Research Interests

Initially considered as “junk” DNA, it is now clear that the non-protein coding part of the human genome, which comprises about 98 % of the ~3·109 DNA bases, is extensively transcribed and gives rise to numerous non-coding RNAs. In our group, we are mainly interested in deciphering the role of these RNAs in hematopoiesis and immune function. At the moment, we are focusing on two different types of non-coding RNAs, microRNAs (miRNAs) and long intergenic non-coding RNAs (lincRNAs).


MicroRNAs

MiRNAs are small, non-coding RNAs that mediate posttranscriptional silencing of a predicted 60% of protein-coding genes in mammals. In our work, we are trying to decipher how microRNAs influence early B lymphocyte development and, if aberrantly expressed, promote cellular transformation.

LincRNAs

LincRNAs form a heterogeneous group of long non-coding RNAs transcribed from independent genomic units that do not overlap with any coding genes. With few exceptions, we are far from understanding which of the thousands of lincRNAs expressed in each cell confers a regulatory function, and if so, how their function is mediated on the molecular level.

To unravel the role of individual lincRNAs in hematopoiesis and the immune system, we combine CRISPR/Cas9-mediated loss-of-function with a broad panel of molecular and biochemical approaches.

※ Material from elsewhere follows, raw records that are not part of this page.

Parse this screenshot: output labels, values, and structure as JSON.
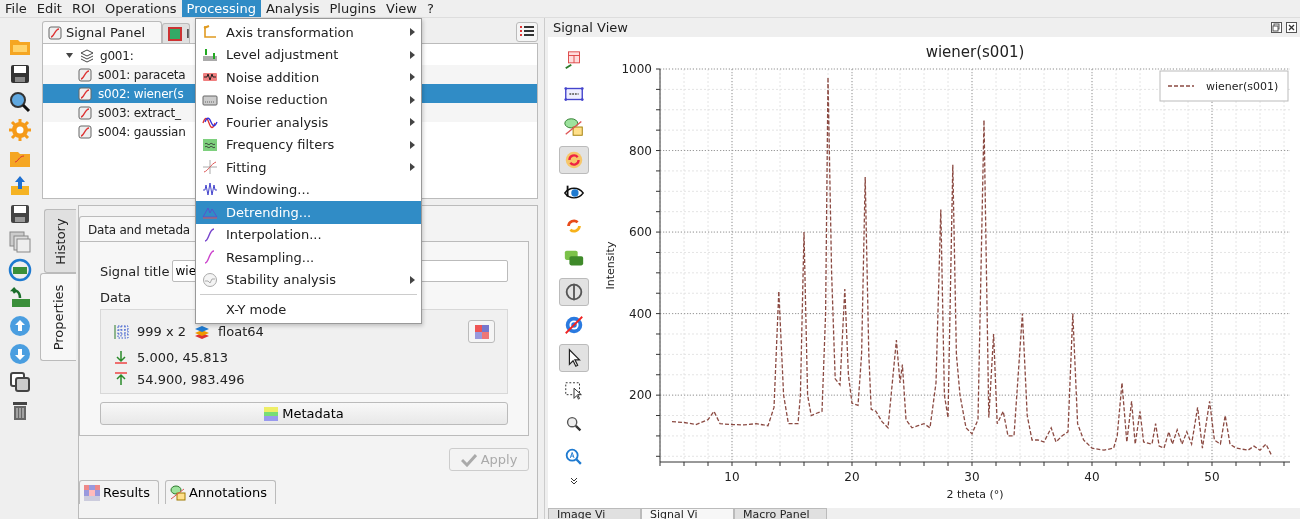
{
  "menubar": [
    {
      "label": "File",
      "selected": false
    },
    {
      "label": "Edit",
      "selected": false
    },
    {
      "label": "ROI",
      "selected": false
    },
    {
      "label": "Operations",
      "selected": false
    },
    {
      "label": "Processing",
      "selected": true
    },
    {
      "label": "Analysis",
      "selected": false
    },
    {
      "label": "Plugins",
      "selected": false
    },
    {
      "label": "View",
      "selected": false
    },
    {
      "label": "?",
      "selected": false
    }
  ],
  "processing_menu": {
    "items": [
      {
        "kind": "submenu",
        "label": "Axis transformation",
        "selected": false
      },
      {
        "kind": "submenu",
        "label": "Level adjustment",
        "selected": false
      },
      {
        "kind": "submenu",
        "label": "Noise addition",
        "selected": false
      },
      {
        "kind": "submenu",
        "label": "Noise reduction",
        "selected": false
      },
      {
        "kind": "submenu",
        "label": "Fourier analysis",
        "selected": false
      },
      {
        "kind": "submenu",
        "label": "Frequency filters",
        "selected": false
      },
      {
        "kind": "submenu",
        "label": "Fitting",
        "selected": false
      },
      {
        "kind": "action",
        "label": "Windowing...",
        "selected": false
      },
      {
        "kind": "action",
        "label": "Detrending...",
        "selected": true
      },
      {
        "kind": "action",
        "label": "Interpolation...",
        "selected": false
      },
      {
        "kind": "action",
        "label": "Resampling...",
        "selected": false
      },
      {
        "kind": "submenu",
        "label": "Stability analysis",
        "selected": false
      },
      {
        "kind": "separator"
      },
      {
        "kind": "action",
        "label": "X-Y mode",
        "selected": false
      }
    ]
  },
  "left_panel": {
    "tabs": [
      {
        "label": "Signal Panel",
        "selected": true
      },
      {
        "label": "I",
        "selected": false
      }
    ],
    "tree": {
      "label": "g001:",
      "expanded": true,
      "children": [
        {
          "label": "s001: paraceta",
          "selected": false
        },
        {
          "label": "s002: wiener(s",
          "selected": true
        },
        {
          "label": "s003: extract_",
          "selected": false
        },
        {
          "label": "s004: gaussian",
          "selected": false
        }
      ]
    },
    "side_tabs": [
      {
        "label": "History",
        "selected": false
      },
      {
        "label": "Properties",
        "selected": true
      }
    ],
    "properties": {
      "group_title": "Data and metada",
      "signal_title_label": "Signal title",
      "signal_title_value": "wie",
      "data_label": "Data",
      "shape": "999 x 2",
      "dtype": "float64",
      "min": "5.000, 45.813",
      "max": "54.900, 983.496",
      "metadata_button": "Metadata",
      "apply_button": {
        "label": "Apply",
        "disabled": true
      }
    },
    "bottom_buttons": [
      "Results",
      "Annotations"
    ]
  },
  "signal_view": {
    "title": "Signal View",
    "plot_tools": [
      {
        "checked": false
      },
      {
        "checked": false
      },
      {
        "checked": false
      },
      {
        "checked": true
      },
      {
        "checked": false
      },
      {
        "checked": false
      },
      {
        "checked": false
      },
      {
        "checked": true
      },
      {
        "checked": false
      },
      {
        "checked": true
      },
      {
        "checked": false
      },
      {
        "checked": false
      },
      {
        "checked": false
      }
    ],
    "chart_data": {
      "type": "line",
      "title": "wiener(s001)",
      "xlabel": "2 theta (°)",
      "ylabel": "Intensity",
      "x": [
        5,
        6,
        7,
        8,
        8.5,
        9,
        10,
        11,
        12,
        13,
        13.5,
        13.9,
        14.3,
        14.7,
        15.5,
        15.7,
        16,
        16.3,
        16.6,
        17,
        17.5,
        17.8,
        18,
        18.3,
        18.6,
        19,
        19.4,
        19.7,
        20,
        20.5,
        20.8,
        21.1,
        21.4,
        21.6,
        22,
        22.5,
        23,
        23.7,
        24,
        24.2,
        24.5,
        25,
        25.5,
        26,
        26.5,
        27,
        27.4,
        27.7,
        28,
        28.4,
        28.7,
        29,
        29.5,
        30,
        30.5,
        31,
        31.4,
        31.8,
        32.1,
        32.6,
        33,
        33.5,
        34.2,
        34.6,
        35,
        35.5,
        36,
        36.6,
        37,
        37.5,
        38,
        38.4,
        38.8,
        39.3,
        40,
        41,
        41.8,
        42.1,
        42.5,
        42.9,
        43.3,
        43.6,
        44,
        44.3,
        45,
        45.3,
        45.6,
        46,
        46.4,
        46.7,
        47.1,
        47.5,
        47.9,
        48.3,
        48.8,
        49.2,
        49.8,
        50.2,
        50.7,
        51.1,
        51.5,
        52,
        53,
        53.5,
        54,
        54.5,
        55
      ],
      "series": [
        {
          "name": "wiener(s001)",
          "color": "#8b4a42",
          "line_style": "dashed",
          "values": [
            135,
            133,
            128,
            140,
            160,
            130,
            128,
            127,
            130,
            125,
            170,
            455,
            200,
            130,
            130,
            200,
            600,
            200,
            150,
            155,
            160,
            400,
            980,
            500,
            240,
            225,
            460,
            250,
            180,
            175,
            300,
            735,
            300,
            165,
            160,
            135,
            120,
            335,
            230,
            275,
            140,
            120,
            125,
            130,
            120,
            230,
            655,
            200,
            145,
            765,
            300,
            200,
            120,
            105,
            140,
            875,
            145,
            350,
            130,
            160,
            100,
            100,
            400,
            150,
            90,
            90,
            85,
            120,
            85,
            100,
            110,
            400,
            130,
            90,
            70,
            65,
            70,
            100,
            230,
            85,
            185,
            80,
            160,
            85,
            80,
            130,
            75,
            70,
            110,
            80,
            115,
            80,
            110,
            80,
            170,
            70,
            185,
            90,
            80,
            150,
            80,
            70,
            65,
            75,
            65,
            80,
            50
          ]
        }
      ],
      "grid": true,
      "xlim": [
        4,
        56.5
      ],
      "ylim": [
        36,
        1000
      ],
      "xticks": [
        10,
        20,
        30,
        40,
        50
      ],
      "yticks": [
        200,
        400,
        600,
        800,
        1000
      ]
    },
    "bottom_tabs": [
      {
        "label": "Image Vi",
        "selected": false
      },
      {
        "label": "Signal Vi",
        "selected": true
      },
      {
        "label": "Macro Panel",
        "selected": false
      }
    ]
  }
}
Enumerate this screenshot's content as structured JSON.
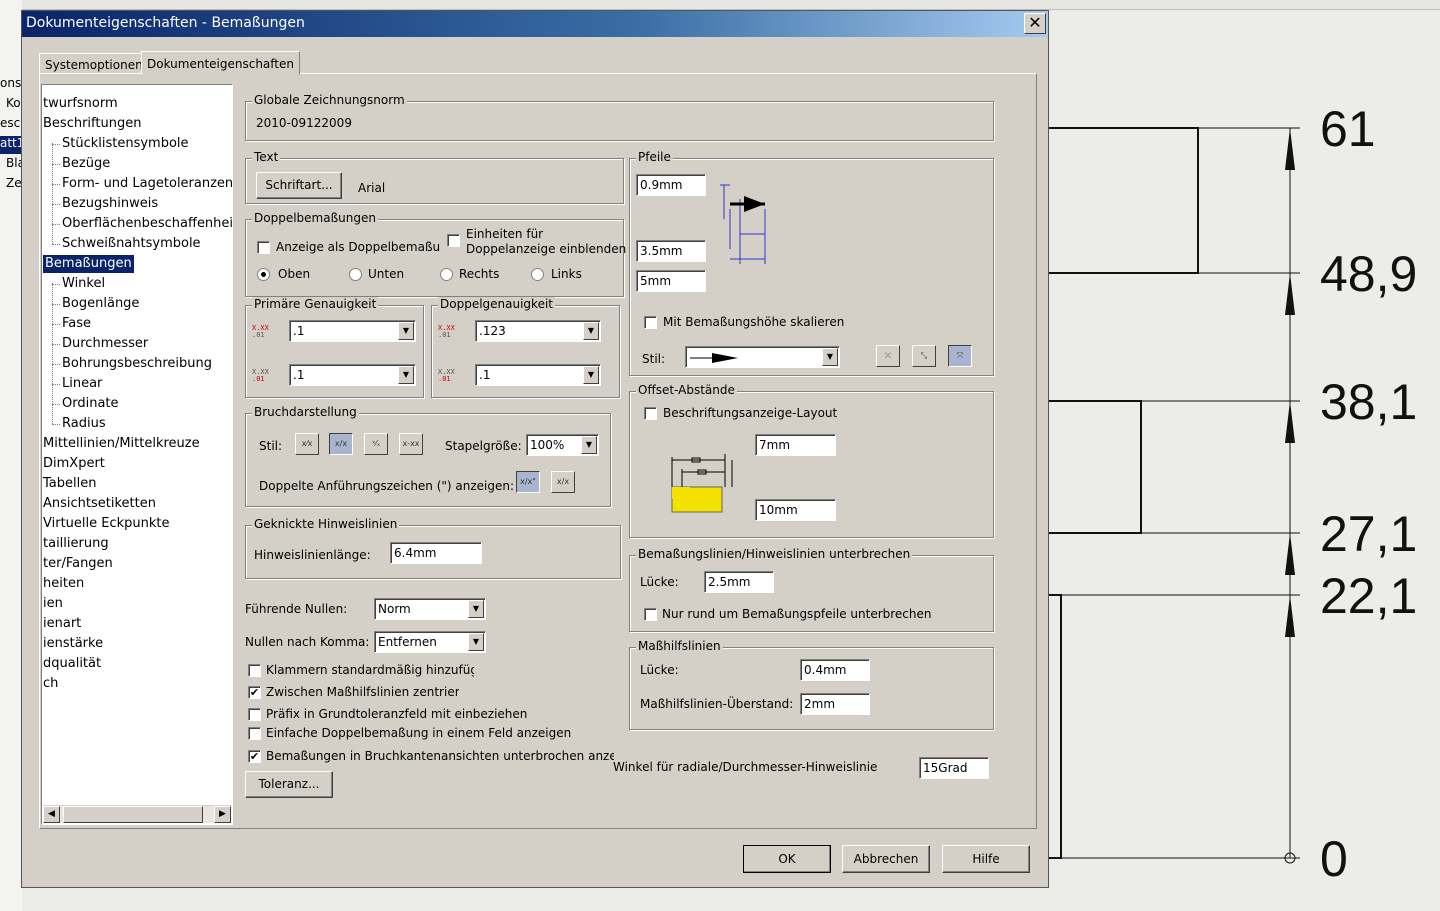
{
  "background": {
    "tree_fragments": [
      "onst",
      "Ko",
      "eschr",
      "att1",
      "Bla",
      "Ze"
    ],
    "dimensions": [
      "61",
      "48,9",
      "38,1",
      "27,1",
      "22,1",
      "0"
    ]
  },
  "dialog": {
    "title": "Dokumenteigenschaften - Bemaßungen",
    "close": "✕",
    "tabs": [
      "Systemoptionen",
      "Dokumenteigenschaften"
    ],
    "tree": [
      {
        "label": "twurfsnorm",
        "level": 0
      },
      {
        "label": "Beschriftungen",
        "level": 0
      },
      {
        "label": "Stücklistensymbole",
        "level": 1
      },
      {
        "label": "Bezüge",
        "level": 1
      },
      {
        "label": "Form- und Lagetoleranzen",
        "level": 1
      },
      {
        "label": "Bezugshinweis",
        "level": 1
      },
      {
        "label": "Oberflächenbeschaffenheit",
        "level": 1
      },
      {
        "label": "Schweißnahtsymbole",
        "level": 1
      },
      {
        "label": "Bemaßungen",
        "level": 0,
        "selected": true
      },
      {
        "label": "Winkel",
        "level": 1
      },
      {
        "label": "Bogenlänge",
        "level": 1
      },
      {
        "label": "Fase",
        "level": 1
      },
      {
        "label": "Durchmesser",
        "level": 1
      },
      {
        "label": "Bohrungsbeschreibung",
        "level": 1
      },
      {
        "label": "Linear",
        "level": 1
      },
      {
        "label": "Ordinate",
        "level": 1
      },
      {
        "label": "Radius",
        "level": 1
      },
      {
        "label": "Mittellinien/Mittelkreuze",
        "level": 0
      },
      {
        "label": "DimXpert",
        "level": 0
      },
      {
        "label": "Tabellen",
        "level": 0
      },
      {
        "label": "Ansichtsetiketten",
        "level": 0
      },
      {
        "label": "Virtuelle Eckpunkte",
        "level": 0
      },
      {
        "label": "taillierung",
        "level": 0
      },
      {
        "label": "ter/Fangen",
        "level": 0
      },
      {
        "label": "heiten",
        "level": 0
      },
      {
        "label": "ien",
        "level": 0
      },
      {
        "label": "ienart",
        "level": 0
      },
      {
        "label": "ienstärke",
        "level": 0
      },
      {
        "label": "dqualität",
        "level": 0
      },
      {
        "label": "ch",
        "level": 0
      }
    ],
    "scroll_left": "◀",
    "scroll_right": "▶",
    "global_norm": {
      "legend": "Globale Zeichnungsnorm",
      "value": "2010-09122009"
    },
    "text": {
      "legend": "Text",
      "font_button": "Schriftart...",
      "font_name": "Arial"
    },
    "dual": {
      "legend": "Doppelbemaßungen",
      "show_dual": "Anzeige als Doppelbemaßung",
      "units_line1": "Einheiten für",
      "units_line2": "Doppelanzeige einblenden",
      "radios": [
        "Oben",
        "Unten",
        "Rechts",
        "Links"
      ],
      "selected": "Oben"
    },
    "primary_precision": {
      "legend": "Primäre Genauigkeit",
      "value1": ".1",
      "value2": ".1"
    },
    "dual_precision": {
      "legend": "Doppelgenauigkeit",
      "value1": ".123",
      "value2": ".1"
    },
    "fraction": {
      "legend": "Bruchdarstellung",
      "style_label": "Stil:",
      "stack_label": "Stapelgröße:",
      "stack_value": "100%",
      "double_quote_label": "Doppelte Anführungszeichen (\") anzeigen:"
    },
    "leaders": {
      "legend": "Geknickte Hinweislinien",
      "length_label": "Hinweislinienlänge:",
      "length_value": "6.4mm"
    },
    "zeros": {
      "leading_label": "Führende Nullen:",
      "leading_value": "Norm",
      "trailing_label": "Nullen nach Komma:",
      "trailing_value": "Entfernen"
    },
    "options": [
      {
        "label": "Klammern standardmäßig hinzufügen",
        "checked": false
      },
      {
        "label": "Zwischen Maßhilfslinien zentrieren",
        "checked": true
      },
      {
        "label": "Präfix in Grundtoleranzfeld mit einbeziehen",
        "checked": false
      },
      {
        "label": "Einfache Doppelbemaßung in einem Feld anzeigen",
        "checked": false
      },
      {
        "label": "Bemaßungen in Bruchkantenansichten unterbrochen anzeigen",
        "checked": true
      }
    ],
    "check_mark": "✔",
    "tolerance_button": "Toleranz...",
    "arrows": {
      "legend": "Pfeile",
      "v1": "0.9mm",
      "v2": "3.5mm",
      "v3": "5mm",
      "scale_label": "Mit Bemaßungshöhe skalieren",
      "style_label": "Stil:"
    },
    "offset": {
      "legend": "Offset-Abstände",
      "layout_label": "Beschriftungsanzeige-Layout",
      "v1": "7mm",
      "v2": "10mm"
    },
    "break": {
      "legend": "Bemaßungslinien/Hinweislinien unterbrechen",
      "gap_label": "Lücke:",
      "gap_value": "2.5mm",
      "only_label": "Nur rund um Bemaßungspfeile unterbrechen"
    },
    "ext": {
      "legend": "Maßhilfslinien",
      "gap_label": "Lücke:",
      "gap_value": "0.4mm",
      "overshoot_label": "Maßhilfslinien-Überstand:",
      "overshoot_value": "2mm"
    },
    "radial": {
      "label": "Winkel für radiale/Durchmesser-Hinweislinie",
      "value": "15Grad"
    },
    "buttons": {
      "ok": "OK",
      "cancel": "Abbrechen",
      "help": "Hilfe"
    },
    "dropdown_arrow": "▼",
    "colors": {
      "title_start": "#0a246a",
      "title_end": "#a6caf0",
      "selection": "#0a246a",
      "face": "#d4d0c8"
    }
  }
}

Recent Publications

An shRNA-mediated conditional knockdown of A1 protein in a mouse model highlights its role in B cell maintenance.

 

Conditional knockdown of BCL2A1 reveals rate-limiting roles in BCR-dependent B-cell survival

Solchalska, M., E. Ottina, S. Tuzlak, S. Herzog, M. Herold and A. Villunger

Cell Death Differ (2015); doi: 10.1038/cdd.2015.130


Here, we show that miR-125b triggers oncogenic transformation of B cell progenitors and identify MAP3K11, a regulator of mitogen- and stress-activated kinase signaling, as a critical target gene in this context.

 

MAP3K11 is a tumor suppressor targeted by the oncomiR miR-125b in early B cells.

Knackmuss, U., S.E. Lindner, T. Aneichyk, B. Kotkamp, Z. Knust, A. Villunger and S. Herzog

Cell Death Differ (2015); doi: 10.1038/cdd.2015.87

Team Members

Sebastian Herzog

Project leader

sebastian.herzog@i-med.ac.at

Michael Lohmüller

Master student

Michael.Lohmueller@student.i-med.ac.at


Contact Information

Biocenter Innsbruck (CCB)

Medical University Innsbruck

Division of Developmental Immunology

Innrain 80

6020 Innsbruck

Austria


Tel.: +43 (0) 512-9003-70381

FAX: +43 (0) 512-9003-73960